→ **Task**:
The response must consist of the records below, copied exactly.

→ **Supplied records**:
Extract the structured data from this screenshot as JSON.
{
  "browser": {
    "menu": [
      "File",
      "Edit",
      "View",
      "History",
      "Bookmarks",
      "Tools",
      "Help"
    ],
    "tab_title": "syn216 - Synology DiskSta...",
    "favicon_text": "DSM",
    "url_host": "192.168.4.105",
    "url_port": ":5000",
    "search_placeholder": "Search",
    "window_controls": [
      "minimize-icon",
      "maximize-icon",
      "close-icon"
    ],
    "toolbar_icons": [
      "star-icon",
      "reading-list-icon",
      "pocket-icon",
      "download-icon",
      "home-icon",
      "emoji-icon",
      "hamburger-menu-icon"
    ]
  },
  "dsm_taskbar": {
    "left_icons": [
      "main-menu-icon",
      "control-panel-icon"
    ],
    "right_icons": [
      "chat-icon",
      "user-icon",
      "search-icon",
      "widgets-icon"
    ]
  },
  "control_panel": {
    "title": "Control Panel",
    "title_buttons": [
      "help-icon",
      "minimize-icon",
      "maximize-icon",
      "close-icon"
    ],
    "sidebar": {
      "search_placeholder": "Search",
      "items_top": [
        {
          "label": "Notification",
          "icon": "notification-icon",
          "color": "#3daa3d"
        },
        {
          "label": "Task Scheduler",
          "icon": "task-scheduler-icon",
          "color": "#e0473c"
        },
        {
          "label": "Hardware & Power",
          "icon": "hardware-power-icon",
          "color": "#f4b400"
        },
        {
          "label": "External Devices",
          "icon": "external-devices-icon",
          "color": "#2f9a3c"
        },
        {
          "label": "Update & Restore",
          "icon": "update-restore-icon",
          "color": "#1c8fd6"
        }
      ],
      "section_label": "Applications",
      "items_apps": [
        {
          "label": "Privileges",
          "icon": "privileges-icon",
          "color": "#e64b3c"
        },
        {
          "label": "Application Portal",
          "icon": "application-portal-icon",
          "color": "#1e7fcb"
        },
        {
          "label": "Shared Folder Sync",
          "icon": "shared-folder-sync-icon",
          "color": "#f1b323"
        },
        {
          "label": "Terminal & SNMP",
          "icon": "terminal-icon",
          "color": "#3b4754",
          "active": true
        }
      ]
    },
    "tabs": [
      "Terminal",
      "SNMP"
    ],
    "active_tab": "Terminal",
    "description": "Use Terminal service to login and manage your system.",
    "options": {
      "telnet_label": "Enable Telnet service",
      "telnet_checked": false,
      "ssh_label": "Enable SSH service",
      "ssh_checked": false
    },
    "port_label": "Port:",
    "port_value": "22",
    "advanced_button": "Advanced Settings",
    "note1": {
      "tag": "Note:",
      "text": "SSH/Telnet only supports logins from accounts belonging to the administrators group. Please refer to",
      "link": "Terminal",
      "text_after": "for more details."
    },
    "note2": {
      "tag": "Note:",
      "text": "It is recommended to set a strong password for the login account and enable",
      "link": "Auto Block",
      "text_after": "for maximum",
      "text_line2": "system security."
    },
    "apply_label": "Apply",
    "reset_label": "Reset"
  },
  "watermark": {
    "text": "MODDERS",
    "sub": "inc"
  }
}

→ **Response to this exercise**:
Extract the structured data from this screenshot as JSON.
{
  "browser": {
    "menu": [
      "File",
      "Edit",
      "View",
      "History",
      "Bookmarks",
      "Tools",
      "Help"
    ],
    "tab_title": "syn216 - Synology DiskSta...",
    "favicon_text": "DSM",
    "url_host": "192.168.4.105",
    "url_port": ":5000",
    "search_placeholder": "Search",
    "window_controls": [
      "minimize-icon",
      "maximize-icon",
      "close-icon"
    ],
    "toolbar_icons": [
      "star-icon",
      "reading-list-icon",
      "pocket-icon",
      "download-icon",
      "home-icon",
      "emoji-icon",
      "hamburger-menu-icon"
    ]
  },
  "dsm_taskbar": {
    "left_icons": [
      "main-menu-icon",
      "control-panel-icon"
    ],
    "right_icons": [
      "chat-icon",
      "user-icon",
      "search-icon",
      "widgets-icon"
    ]
  },
  "control_panel": {
    "title": "Control Panel",
    "title_buttons": [
      "help-icon",
      "minimize-icon",
      "maximize-icon",
      "close-icon"
    ],
    "sidebar": {
      "search_placeholder": "Search",
      "items_top": [
        {
          "label": "Notification",
          "icon": "notification-icon",
          "color": "#3daa3d"
        },
        {
          "label": "Task Scheduler",
          "icon": "task-scheduler-icon",
          "color": "#e0473c"
        },
        {
          "label": "Hardware & Power",
          "icon": "hardware-power-icon",
          "color": "#f4b400"
        },
        {
          "label": "External Devices",
          "icon": "external-devices-icon",
          "color": "#2f9a3c"
        },
        {
          "label": "Update & Restore",
          "icon": "update-restore-icon",
          "color": "#1c8fd6"
        }
      ],
      "section_label": "Applications",
      "items_apps": [
        {
          "label": "Privileges",
          "icon": "privileges-icon",
          "color": "#e64b3c"
        },
        {
          "label": "Application Portal",
          "icon": "application-portal-icon",
          "color": "#1e7fcb"
        },
        {
          "label": "Shared Folder Sync",
          "icon": "shared-folder-sync-icon",
          "color": "#f1b323"
        },
        {
          "label": "Terminal & SNMP",
          "icon": "terminal-icon",
          "color": "#3b4754",
          "active": true
        }
      ]
    },
    "tabs": [
      "Terminal",
      "SNMP"
    ],
    "active_tab": "Terminal",
    "description": "Use Terminal service to login and manage your system.",
    "options": {
      "telnet_label": "Enable Telnet service",
      "telnet_checked": false,
      "ssh_label": "Enable SSH service",
      "ssh_checked": false
    },
    "port_label": "Port:",
    "port_value": "22",
    "advanced_button": "Advanced Settings",
    "note1": {
      "tag": "Note:",
      "text": "SSH/Telnet only supports logins from accounts belonging to the administrators group. Please refer to",
      "link": "Terminal",
      "text_after": "for more details."
    },
    "note2": {
      "tag": "Note:",
      "text": "It is recommended to set a strong password for the login account and enable",
      "link": "Auto Block",
      "text_after": "for maximum",
      "text_line2": "system security."
    },
    "apply_label": "Apply",
    "reset_label": "Reset"
  },
  "watermark": {
    "text": "MODDERS",
    "sub": "inc"
  }
}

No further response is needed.